Data for this exercise START

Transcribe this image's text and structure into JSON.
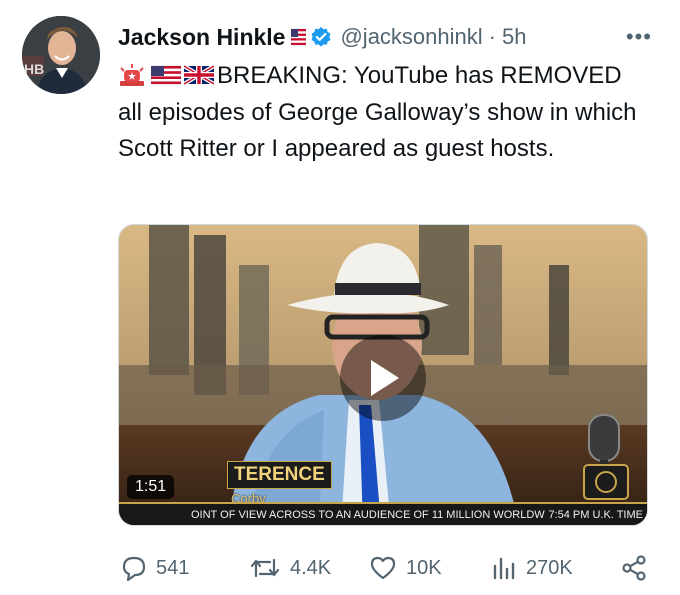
{
  "tweet": {
    "author_name": "Jackson Hinkle",
    "handle": "@jacksonhinkl",
    "time_sep": "·",
    "time": "5h",
    "more": "•••",
    "text": "BREAKING: YouTube has REMOVED all episodes of George Galloway’s show in which Scott Ritter or I appeared as guest hosts.",
    "icons": [
      "us-flag-icon",
      "verified-badge-icon",
      "siren-icon",
      "us-flag-icon",
      "uk-flag-icon"
    ]
  },
  "video": {
    "duration": "1:51",
    "lower_third_name": "TERENCE",
    "lower_third_place": "Corby",
    "avatar_badge": "HB",
    "ticker_text": "OINT OF VIEW ACROSS TO AN AUDIENCE OF 11 MILLION WORLDW",
    "ticker_time": "7:54 PM U.K. TIME",
    "icons": [
      "play-icon",
      "telephone-icon",
      "microphone-icon"
    ]
  },
  "actions": {
    "replies": "541",
    "reposts": "4.4K",
    "likes": "10K",
    "views": "270K"
  },
  "colors": {
    "verified_blue": "#1d9bf0",
    "muted_gray": "#536471",
    "ticker_gold": "#c8a44a"
  }
}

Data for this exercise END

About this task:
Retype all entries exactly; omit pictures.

Answer for the task:
Transcribe this image's text and structure into JSON.
{
  "tweet": {
    "author_name": "Jackson Hinkle",
    "handle": "@jacksonhinkl",
    "time_sep": "·",
    "time": "5h",
    "more": "•••",
    "text": "BREAKING: YouTube has REMOVED all episodes of George Galloway’s show in which Scott Ritter or I appeared as guest hosts.",
    "icons": [
      "us-flag-icon",
      "verified-badge-icon",
      "siren-icon",
      "us-flag-icon",
      "uk-flag-icon"
    ]
  },
  "video": {
    "duration": "1:51",
    "lower_third_name": "TERENCE",
    "lower_third_place": "Corby",
    "avatar_badge": "HB",
    "ticker_text": "OINT OF VIEW ACROSS TO AN AUDIENCE OF 11 MILLION WORLDW",
    "ticker_time": "7:54 PM U.K. TIME",
    "icons": [
      "play-icon",
      "telephone-icon",
      "microphone-icon"
    ]
  },
  "actions": {
    "replies": "541",
    "reposts": "4.4K",
    "likes": "10K",
    "views": "270K"
  },
  "colors": {
    "verified_blue": "#1d9bf0",
    "muted_gray": "#536471",
    "ticker_gold": "#c8a44a"
  }
}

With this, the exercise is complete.